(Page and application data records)

====

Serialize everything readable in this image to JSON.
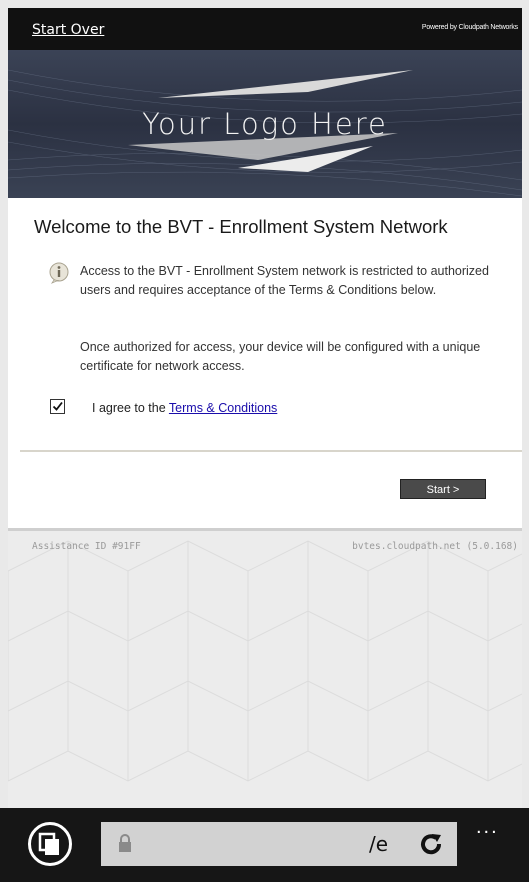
{
  "topbar": {
    "start_over": "Start Over",
    "powered_by": "Powered by Cloudpath Networks"
  },
  "banner": {
    "logo_text": "Your Logo Here"
  },
  "main": {
    "title": "Welcome to the BVT - Enrollment System Network",
    "paragraph1": "Access to the BVT - Enrollment System network is restricted to authorized users and requires acceptance of the Terms & Conditions below.",
    "paragraph2": "Once authorized for access, your device will be configured with a unique certificate for network access.",
    "agree_prefix": "I agree to the ",
    "terms_link": "Terms & Conditions",
    "agree_checked": true,
    "start_button": "Start >"
  },
  "footer": {
    "assistance_id": "Assistance ID #91FF",
    "server": "bvtes.cloudpath.net (5.0.168)"
  },
  "browser": {
    "url_fragment": "/e",
    "more": "..."
  },
  "icons": {
    "info": "info-icon",
    "checkbox": "checkmark-icon",
    "tabs": "tabs-icon",
    "lock": "lock-icon",
    "refresh": "refresh-icon"
  }
}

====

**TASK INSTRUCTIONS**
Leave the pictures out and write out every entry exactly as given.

**THE ANSWER**
Serialize everything readable in this image to JSON.
{
  "topbar": {
    "start_over": "Start Over",
    "powered_by": "Powered by Cloudpath Networks"
  },
  "banner": {
    "logo_text": "Your Logo Here"
  },
  "main": {
    "title": "Welcome to the BVT - Enrollment System Network",
    "paragraph1": "Access to the BVT - Enrollment System network is restricted to authorized users and requires acceptance of the Terms & Conditions below.",
    "paragraph2": "Once authorized for access, your device will be configured with a unique certificate for network access.",
    "agree_prefix": "I agree to the ",
    "terms_link": "Terms & Conditions",
    "agree_checked": true,
    "start_button": "Start >"
  },
  "footer": {
    "assistance_id": "Assistance ID #91FF",
    "server": "bvtes.cloudpath.net (5.0.168)"
  },
  "browser": {
    "url_fragment": "/e",
    "more": "..."
  },
  "icons": {
    "info": "info-icon",
    "checkbox": "checkmark-icon",
    "tabs": "tabs-icon",
    "lock": "lock-icon",
    "refresh": "refresh-icon"
  }
}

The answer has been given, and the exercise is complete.